- _Records shown_:

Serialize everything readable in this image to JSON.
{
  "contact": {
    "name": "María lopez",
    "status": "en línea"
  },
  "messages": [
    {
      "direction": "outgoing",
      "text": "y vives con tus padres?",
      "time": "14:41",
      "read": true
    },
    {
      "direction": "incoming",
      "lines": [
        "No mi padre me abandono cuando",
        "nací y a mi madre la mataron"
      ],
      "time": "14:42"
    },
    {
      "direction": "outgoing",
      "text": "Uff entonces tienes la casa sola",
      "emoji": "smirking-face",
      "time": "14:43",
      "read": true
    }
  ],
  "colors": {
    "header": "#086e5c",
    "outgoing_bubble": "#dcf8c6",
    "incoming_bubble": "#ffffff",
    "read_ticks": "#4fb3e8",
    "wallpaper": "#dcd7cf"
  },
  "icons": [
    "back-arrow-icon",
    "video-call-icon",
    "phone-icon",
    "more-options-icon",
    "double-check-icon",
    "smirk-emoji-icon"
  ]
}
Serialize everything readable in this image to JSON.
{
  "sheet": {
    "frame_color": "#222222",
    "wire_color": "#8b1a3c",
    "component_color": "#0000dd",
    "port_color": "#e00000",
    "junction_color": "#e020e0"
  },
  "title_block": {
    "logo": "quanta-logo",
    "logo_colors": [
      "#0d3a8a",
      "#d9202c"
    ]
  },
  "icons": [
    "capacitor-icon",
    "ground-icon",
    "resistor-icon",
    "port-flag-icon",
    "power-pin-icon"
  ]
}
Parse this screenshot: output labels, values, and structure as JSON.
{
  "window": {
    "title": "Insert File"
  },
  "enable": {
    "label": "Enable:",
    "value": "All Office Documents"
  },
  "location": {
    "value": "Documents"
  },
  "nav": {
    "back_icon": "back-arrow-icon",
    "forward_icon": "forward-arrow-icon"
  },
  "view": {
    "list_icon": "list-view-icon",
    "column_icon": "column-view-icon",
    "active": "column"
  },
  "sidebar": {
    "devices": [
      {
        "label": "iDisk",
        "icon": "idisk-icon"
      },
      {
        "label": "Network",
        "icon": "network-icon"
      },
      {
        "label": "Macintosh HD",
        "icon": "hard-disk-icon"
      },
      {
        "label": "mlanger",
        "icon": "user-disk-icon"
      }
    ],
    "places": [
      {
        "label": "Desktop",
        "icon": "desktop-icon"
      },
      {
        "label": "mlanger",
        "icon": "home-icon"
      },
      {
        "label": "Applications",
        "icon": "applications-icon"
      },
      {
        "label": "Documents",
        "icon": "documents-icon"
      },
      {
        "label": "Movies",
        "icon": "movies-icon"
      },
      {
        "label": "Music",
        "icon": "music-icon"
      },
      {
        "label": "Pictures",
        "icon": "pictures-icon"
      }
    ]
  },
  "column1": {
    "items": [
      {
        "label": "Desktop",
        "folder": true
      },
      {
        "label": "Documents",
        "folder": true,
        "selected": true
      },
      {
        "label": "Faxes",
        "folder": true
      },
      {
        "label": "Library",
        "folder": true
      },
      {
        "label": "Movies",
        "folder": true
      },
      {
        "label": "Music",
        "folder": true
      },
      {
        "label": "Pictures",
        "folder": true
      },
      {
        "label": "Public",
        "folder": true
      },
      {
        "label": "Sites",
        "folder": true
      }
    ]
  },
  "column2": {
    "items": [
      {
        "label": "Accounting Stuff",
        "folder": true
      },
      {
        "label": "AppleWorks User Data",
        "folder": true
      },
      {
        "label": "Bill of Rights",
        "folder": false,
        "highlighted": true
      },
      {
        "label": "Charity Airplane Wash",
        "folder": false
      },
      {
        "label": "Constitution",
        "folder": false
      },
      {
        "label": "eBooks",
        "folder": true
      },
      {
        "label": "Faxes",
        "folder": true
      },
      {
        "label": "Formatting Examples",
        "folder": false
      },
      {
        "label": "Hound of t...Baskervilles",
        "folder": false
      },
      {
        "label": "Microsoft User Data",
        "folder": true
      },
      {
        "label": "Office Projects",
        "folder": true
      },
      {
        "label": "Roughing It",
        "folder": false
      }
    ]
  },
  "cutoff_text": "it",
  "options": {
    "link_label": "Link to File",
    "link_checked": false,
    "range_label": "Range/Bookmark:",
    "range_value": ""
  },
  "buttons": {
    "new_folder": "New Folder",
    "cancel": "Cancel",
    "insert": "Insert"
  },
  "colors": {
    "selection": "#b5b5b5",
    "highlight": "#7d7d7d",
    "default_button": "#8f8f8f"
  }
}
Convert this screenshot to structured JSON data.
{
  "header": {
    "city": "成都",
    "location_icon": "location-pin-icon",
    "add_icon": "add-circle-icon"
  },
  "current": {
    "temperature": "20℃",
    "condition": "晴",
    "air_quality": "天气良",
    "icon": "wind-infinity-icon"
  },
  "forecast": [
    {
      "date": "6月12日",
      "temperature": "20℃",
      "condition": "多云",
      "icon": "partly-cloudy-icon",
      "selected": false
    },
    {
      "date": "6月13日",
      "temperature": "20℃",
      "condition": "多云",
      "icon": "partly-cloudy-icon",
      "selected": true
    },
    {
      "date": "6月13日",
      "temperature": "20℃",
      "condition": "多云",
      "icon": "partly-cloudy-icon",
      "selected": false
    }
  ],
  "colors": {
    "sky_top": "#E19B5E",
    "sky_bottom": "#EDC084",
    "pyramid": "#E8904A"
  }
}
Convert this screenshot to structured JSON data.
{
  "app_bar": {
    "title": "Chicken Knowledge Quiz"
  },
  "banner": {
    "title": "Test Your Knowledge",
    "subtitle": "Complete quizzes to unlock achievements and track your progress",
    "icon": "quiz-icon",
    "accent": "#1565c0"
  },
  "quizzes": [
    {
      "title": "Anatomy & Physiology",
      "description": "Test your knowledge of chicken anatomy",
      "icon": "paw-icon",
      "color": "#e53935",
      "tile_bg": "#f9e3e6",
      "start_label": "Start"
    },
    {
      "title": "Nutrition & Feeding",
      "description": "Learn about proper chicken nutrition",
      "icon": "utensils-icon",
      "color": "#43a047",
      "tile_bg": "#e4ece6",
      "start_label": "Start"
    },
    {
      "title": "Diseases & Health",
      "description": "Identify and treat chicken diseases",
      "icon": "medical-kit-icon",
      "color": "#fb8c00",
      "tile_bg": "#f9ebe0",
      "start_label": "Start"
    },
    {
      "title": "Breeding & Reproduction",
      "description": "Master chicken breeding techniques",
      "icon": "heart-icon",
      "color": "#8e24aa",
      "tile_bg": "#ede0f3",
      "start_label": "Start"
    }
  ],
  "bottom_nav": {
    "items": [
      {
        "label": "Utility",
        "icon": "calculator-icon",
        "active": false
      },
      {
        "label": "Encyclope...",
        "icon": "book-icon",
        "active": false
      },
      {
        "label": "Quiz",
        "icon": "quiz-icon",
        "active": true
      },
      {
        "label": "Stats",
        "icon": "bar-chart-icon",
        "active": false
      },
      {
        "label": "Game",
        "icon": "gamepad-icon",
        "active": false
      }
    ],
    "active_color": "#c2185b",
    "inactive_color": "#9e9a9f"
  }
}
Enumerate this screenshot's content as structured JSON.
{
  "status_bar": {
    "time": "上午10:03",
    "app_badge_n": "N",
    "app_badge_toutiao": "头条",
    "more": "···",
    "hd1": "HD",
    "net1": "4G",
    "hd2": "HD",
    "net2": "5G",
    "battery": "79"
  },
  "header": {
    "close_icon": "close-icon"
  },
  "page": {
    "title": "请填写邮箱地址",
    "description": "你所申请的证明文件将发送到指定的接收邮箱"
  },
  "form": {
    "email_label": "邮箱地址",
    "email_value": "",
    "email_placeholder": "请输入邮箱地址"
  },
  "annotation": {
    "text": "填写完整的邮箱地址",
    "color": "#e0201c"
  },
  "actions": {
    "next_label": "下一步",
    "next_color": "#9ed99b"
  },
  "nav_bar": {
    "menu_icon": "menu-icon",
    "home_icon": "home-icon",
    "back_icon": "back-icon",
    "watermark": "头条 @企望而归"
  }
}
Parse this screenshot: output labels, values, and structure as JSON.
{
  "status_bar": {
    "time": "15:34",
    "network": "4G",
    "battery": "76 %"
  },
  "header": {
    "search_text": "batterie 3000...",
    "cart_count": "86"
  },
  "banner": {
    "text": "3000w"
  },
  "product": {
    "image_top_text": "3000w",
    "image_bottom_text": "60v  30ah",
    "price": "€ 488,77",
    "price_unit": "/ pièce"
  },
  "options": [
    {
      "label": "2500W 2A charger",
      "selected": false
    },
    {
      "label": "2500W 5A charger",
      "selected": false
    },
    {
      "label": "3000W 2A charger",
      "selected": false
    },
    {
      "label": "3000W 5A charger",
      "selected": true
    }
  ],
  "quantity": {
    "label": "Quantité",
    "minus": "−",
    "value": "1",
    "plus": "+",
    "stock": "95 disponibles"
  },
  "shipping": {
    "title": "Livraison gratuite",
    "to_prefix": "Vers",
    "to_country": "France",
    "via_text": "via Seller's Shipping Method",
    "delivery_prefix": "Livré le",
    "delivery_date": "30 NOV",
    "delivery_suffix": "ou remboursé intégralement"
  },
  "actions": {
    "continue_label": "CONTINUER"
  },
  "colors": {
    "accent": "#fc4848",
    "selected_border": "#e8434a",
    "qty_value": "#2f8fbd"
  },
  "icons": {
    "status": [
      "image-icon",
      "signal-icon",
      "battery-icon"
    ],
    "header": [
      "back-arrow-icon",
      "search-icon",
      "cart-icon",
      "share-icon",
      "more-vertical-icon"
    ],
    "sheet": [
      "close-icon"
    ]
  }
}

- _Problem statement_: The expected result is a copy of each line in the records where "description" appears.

- _Your solution_:
      "description": "Test your knowledge of chicken anatomy",
      "description": "Learn about proper chicken nutrition",
      "description": "Identify and treat chicken diseases",
      "description": "Master chicken breeding techniques",
    "description": "你所申请的证明文件将发送到指定的接收邮箱"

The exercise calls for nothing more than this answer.